Commitment. Why is it so hard to actually fulfill and why do some run away from it? Every day, hundreds of commitments are either evaded or made of empty words that will never actually be done. Many commitments end up broken and are simply compensated by excuses or even more empty-worded promises to make up for what one has failed to initially fulfill. Of course, there are emergency situations that call for a break in commitments but that doesn’t apply for all. Plus, it’s not to say that we live in a world where commitments are only broken on repeat. There are still those who are willing to make commitments and do their best to satisfy those that they have already made.
But going back to the general question: why is it difficult to fulfill a commitment? Or more so, why is it so hard to commit to something or someone at all?
In the 2016 rom-com entitled Always Be My Maybe, it tackles with exactly that inquiry. Going into the idea that it is a previous negative experience that makes it so difficult to fulfill and actually make a commitment to, in this case, someone at all.
The movie starts with Jake (played by Gerard Anderson) and Tintin (played by Arci Muñoz) who are dumped by their respective partners. Jake, who was about to finally propose his girlfriend (played by Maika Rivera) after years of dating, is dumped out of his snail-like process towards the ultimate commitment of engagement while Tintin is dumped because the guy (played by Victor Silayan) she was “dating” was just not that into their relationship after all. Months later, the two dumpees meet at the resort owned by Jake’s family and shortly thereafter, they become good friends.

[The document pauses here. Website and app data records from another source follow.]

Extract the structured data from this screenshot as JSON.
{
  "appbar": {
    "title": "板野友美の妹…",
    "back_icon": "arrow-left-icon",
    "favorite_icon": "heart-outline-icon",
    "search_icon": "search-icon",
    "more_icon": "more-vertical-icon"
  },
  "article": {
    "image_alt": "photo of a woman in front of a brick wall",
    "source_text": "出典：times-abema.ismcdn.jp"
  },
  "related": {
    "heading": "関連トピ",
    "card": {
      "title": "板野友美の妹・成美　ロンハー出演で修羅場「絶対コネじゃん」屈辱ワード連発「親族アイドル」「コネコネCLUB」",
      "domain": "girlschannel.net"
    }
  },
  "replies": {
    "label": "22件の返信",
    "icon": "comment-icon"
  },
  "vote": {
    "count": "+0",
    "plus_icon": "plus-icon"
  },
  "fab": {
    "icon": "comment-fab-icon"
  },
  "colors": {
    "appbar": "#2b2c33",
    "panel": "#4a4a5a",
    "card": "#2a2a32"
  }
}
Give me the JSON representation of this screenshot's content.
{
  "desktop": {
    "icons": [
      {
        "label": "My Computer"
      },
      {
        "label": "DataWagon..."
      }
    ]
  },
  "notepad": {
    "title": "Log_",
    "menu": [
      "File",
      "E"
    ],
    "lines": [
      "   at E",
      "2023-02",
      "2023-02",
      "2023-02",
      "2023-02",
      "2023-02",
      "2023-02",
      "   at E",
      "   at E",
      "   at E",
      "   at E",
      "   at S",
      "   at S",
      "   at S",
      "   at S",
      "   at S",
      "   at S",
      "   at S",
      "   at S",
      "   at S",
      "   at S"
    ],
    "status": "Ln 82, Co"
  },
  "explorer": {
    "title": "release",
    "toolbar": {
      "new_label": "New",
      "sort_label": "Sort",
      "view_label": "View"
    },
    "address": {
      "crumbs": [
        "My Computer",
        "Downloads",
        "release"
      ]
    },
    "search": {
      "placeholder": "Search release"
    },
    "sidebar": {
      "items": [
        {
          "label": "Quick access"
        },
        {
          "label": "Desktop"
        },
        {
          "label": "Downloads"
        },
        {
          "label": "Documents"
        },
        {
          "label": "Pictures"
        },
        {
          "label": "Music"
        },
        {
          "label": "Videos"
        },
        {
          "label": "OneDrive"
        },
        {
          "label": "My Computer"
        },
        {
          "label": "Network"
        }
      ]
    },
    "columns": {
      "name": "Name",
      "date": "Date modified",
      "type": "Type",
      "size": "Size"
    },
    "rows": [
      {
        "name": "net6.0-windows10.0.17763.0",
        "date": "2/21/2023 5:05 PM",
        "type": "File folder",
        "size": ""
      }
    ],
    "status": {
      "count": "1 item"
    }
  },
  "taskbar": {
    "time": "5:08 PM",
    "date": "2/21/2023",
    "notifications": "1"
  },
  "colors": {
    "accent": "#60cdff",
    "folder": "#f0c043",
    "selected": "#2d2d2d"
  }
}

Through their friendship, the two come to learn more on what a guy or girl looks for in a relationship. They also discover more about themselves like how Jake’s talent for photography is not just some plain old hobby but something he is actually passionate about while Tintin re-discovers how to loosen up after her breakup. Inevitably, their great friendship chemistry with one another begins to evolve into something more. After doing makeup for a wedding, Tintin is overcome with great loneliness and calls Jake to ask him to take her out for Valentine’s Day much to the latter’s happy surprise. The night ends with the two finally sleeping together yet the morning-after is seen to be awkward as the two begin to contemplate on what this means for their “friendship”.
Nevertheless, the two begin a relationship, albeit one that was never outright labelled as one, and things seem to go well until Jake’s ex comes back into the picture who kisses him after asking to be taken back. He relays what happened to Tintin who, still traumatized by the high-expectations she set in her previous relationship, ends up becoming paranoid at the idea that Jake might just be like her ex—just not that into her. When Jake witnesses Tintin’s ex kiss her one night, he, too, becomes paranoid over the thought that she is falling for another guy—much like his ex—and the two, over lunch, end up arguing about what they both saw. Tearfully, Jake spills his heart out to Tintin by telling her how he has never once lied to her and that he honestly likes Tintin (so much that he is finally willing to genuinely commit to a relationship with her) but that won’t matter if she won’t come to learn how to trust him. Seeing how Tintin is still reluctant to commit with him, he leaves.
With some time and advice from friends, Tintin realizes her mistake and goes after Jake who has now started a photography business. She first posts a YouTube video where she tells her viewers (and, in a sense, herself) not to hesitate to tell someone you love them because why risk losing that one person who is also willing to love you back? She then goes to find Jake and apologizes to him who, quickly enough, accepts it and the two then outrightly say their I-love-yous and call themselves boyfriend and girlfriend as the movie ends.
Commitment to someone can be a hard thing to give and fulfill because of one’s experiences over being at the receiving end of a broken promise or because one cannot seem to give up one’s current lifestyle. Just like how Tintin’s initial hopes of being a married woman was shattered into pieces when the guy she was dating dropped her like a hot potato or just like how Jake took his sweet time to propose only to be shoved with news that his girlfriend already moved on to someone else, these are experiences that can harden one’s heart into truly committing again to someone and planting a seed of paranoia that there is no such thing as true love. But what the movie was also able to show is that, whether if you believe in soulmates or not, there is bound to be someone out there who will learn how to love us in all our beauties and imperfections. It’s just that are we willing to take a chance with them?
We can learn to love and commit to someone again but only if we realize that life is but a big leap of faith and we will end up nowhere if we always stop ourselves from taking chances just because of hardships. It all boils down to: how will we ever know if we do not try? Life’s too short to stay hesitant in everything and we must learn how to take risks and to stand up after falling down because it is our determination in doing so that makes us stronger and help heal us faster so as to eventually move on. With Jake willing to take another try at love and commitment with Tintin and with Tintin learning how to accept this instead of running off proves exactly how it all ultimately ends with us—in our choice in wanting to heal and move on. As cheesy as it may sound, we all deserve a chance to spend and share our life with someone we can call our better half even if it takes a couple of tries to find the right one.
Ironically enough, Always Be My Maybe shows how we can move past being the maybe-victim of it’s complicated to finally and officially together simply through the act of trying again with commitment.